§ What is required: Go through the listing beneath this task and return every line that carries the string "final".

§ Extracted material:
== Segment start ==

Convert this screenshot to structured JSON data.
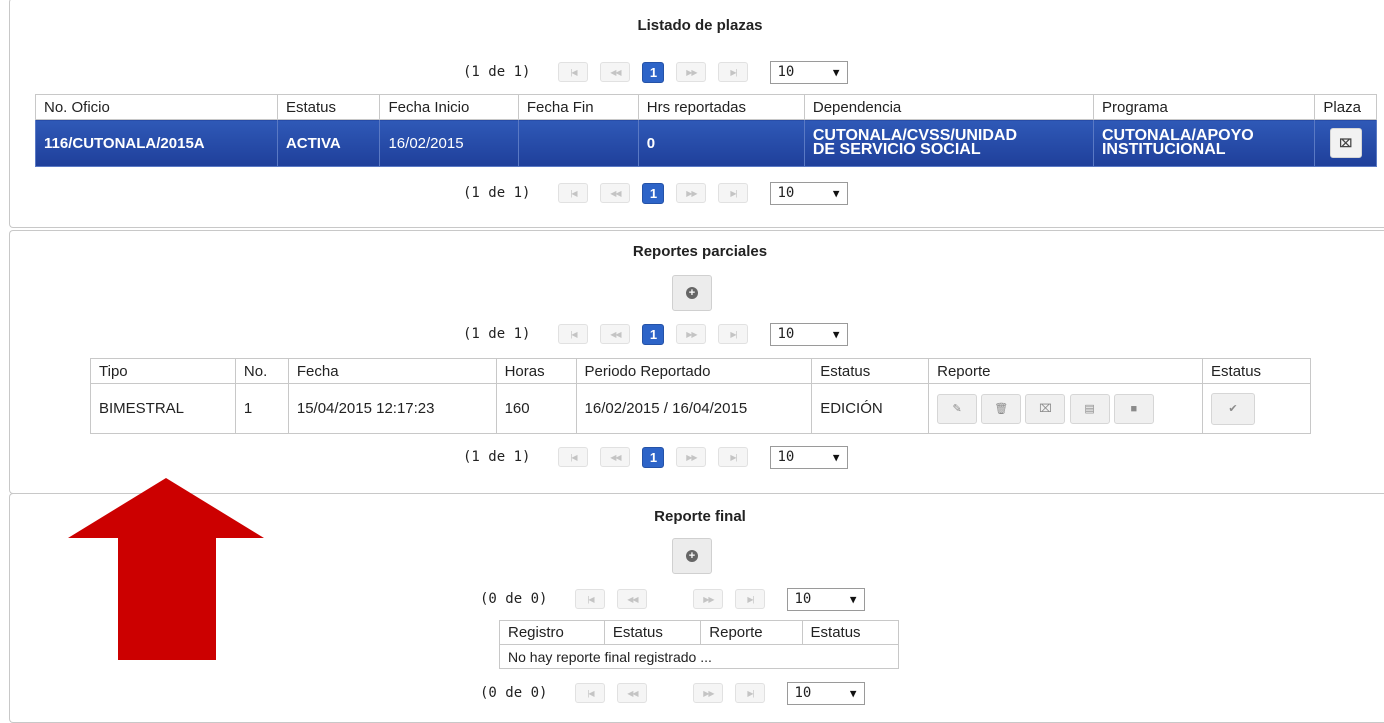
{
  "colors": {
    "selected_row": "#2f59b7",
    "page_active": "#2d64c8",
    "arrow": "#cc0000"
  },
  "plazas": {
    "title": "Listado de plazas",
    "count": "(1 de 1)",
    "page": "1",
    "rows_per_page": "10",
    "headers": [
      "No. Oficio",
      "Estatus",
      "Fecha Inicio",
      "Fecha Fin",
      "Hrs reportadas",
      "Dependencia",
      "Programa",
      "Plaza"
    ],
    "row": {
      "oficio": "116/CUTONALA/2015A",
      "estatus": "ACTIVA",
      "fecha_inicio": "16/02/2015",
      "fecha_fin": "",
      "hrs": "0",
      "dependencia_1": "CUTONALA/CVSS/UNIDAD",
      "dependencia_2": "DE SERVICIO SOCIAL",
      "programa_1": "CUTONALA/APOYO",
      "programa_2": "INSTITUCIONAL"
    }
  },
  "parciales": {
    "title": "Reportes parciales",
    "count": "(1 de 1)",
    "page": "1",
    "rows_per_page": "10",
    "headers": [
      "Tipo",
      "No.",
      "Fecha",
      "Horas",
      "Periodo Reportado",
      "Estatus",
      "Reporte",
      "Estatus"
    ],
    "row": {
      "tipo": "BIMESTRAL",
      "no": "1",
      "fecha": "15/04/2015 12:17:23",
      "horas": "160",
      "periodo": "16/02/2015 / 16/04/2015",
      "estatus": "EDICIÓN"
    }
  },
  "final": {
    "title": "Reporte final",
    "count": "(0 de 0)",
    "rows_per_page": "10",
    "headers": [
      "Registro",
      "Estatus",
      "Reporte",
      "Estatus"
    ],
    "empty": "No hay reporte final registrado ..."
  }
}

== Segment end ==

§ Written response:
  "final": {
    "title": "Reporte final",
    "empty": "No hay reporte final registrado ..."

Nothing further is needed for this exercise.